03/12/2005: That Ye Shall Not Be Judged...
I was watching the CNN coverage of the Atlanta shootings at the Fulton County Jail. Murdered were a Judge, the court reporter and two sherriff's deputies. This news comes on the heels of the weekend murders of Judge Lefkow"s husband and mother, who were both murdered here in Chicago. The perp was also coincidentally a disgruntled former litigant who had his case dismissed by Judge Lefkow. This story in the Chicago Tribune says the perpetrator, Bart Ross, committed suicide after leaving a "confession note" to the killings.
Eric Zorn (Chicago Tribune) wrote this column about WHAT’S THE APPEAL OF BEING A JUDGE? and had this to say:
"Would you want to be a judge? Make rulings every day that have very serious consequences on individuals’ lives while knowing that you’re a fallible human being just like everyone else?It involves a lot of pressure and a lot of responsibility. Sleepless nights, too, I imagine, for those who are the least bit conscientious and humble.And even when right is on your side and the justice you offer is exquisite, people can get very, very angry with you. Worse, as we saw in the Lefkow murders and are apparently seeing again this morning with the news of a courthouse shooting in Georgia that has left a judge dead, every once in a while they get so angry they want to harm or kill you.So what’s the payoff that makes it all worth it?

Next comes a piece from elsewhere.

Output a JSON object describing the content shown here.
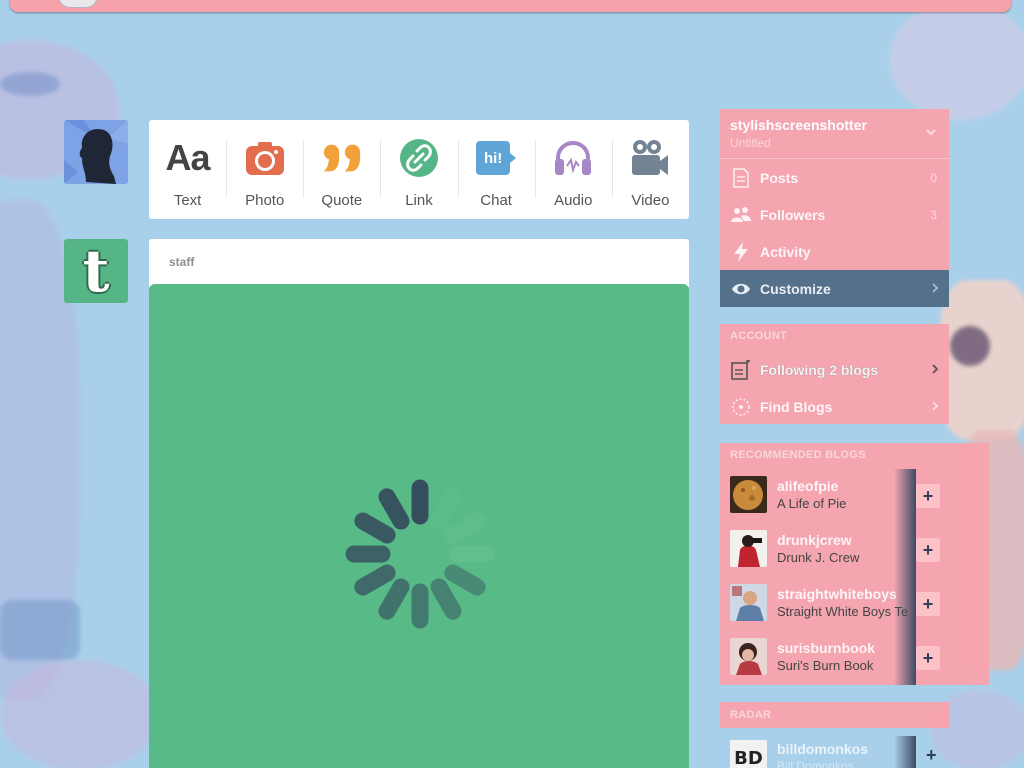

Power? For most judges it’s great over the lives of a few, but paltry in the grand scheme of things. And at times you’re simply a referee in robes, keeping a trial running smoothly and then following guidelines in handing down a sentence. Woo hoo.Prestige, good working hours and sometimes interesting dramas playing out in front of you? Getting called “Your honor” by people who in many cases are a lot smarter than you? OK.
The satisfaction of playing an indispensable role in the system that defends the critical rights and freedoms of your fellow citizens? Probably, yes.I wouldn’t want to do it, but I can see why others might find it their calling. What I can’t see is why so many in the legal profession strive for spots on lower court benches—why so many judicial races are contested.I’d like to hear from some judges and lawyers –- anonymously if you wish – about the lure of the gavel. Why is it so strong? Does that old cliché of self-doubt ever enter your mind -- Ah, but who am I to judge? "
Karen on 03.12.05 @ 05:39 AM CST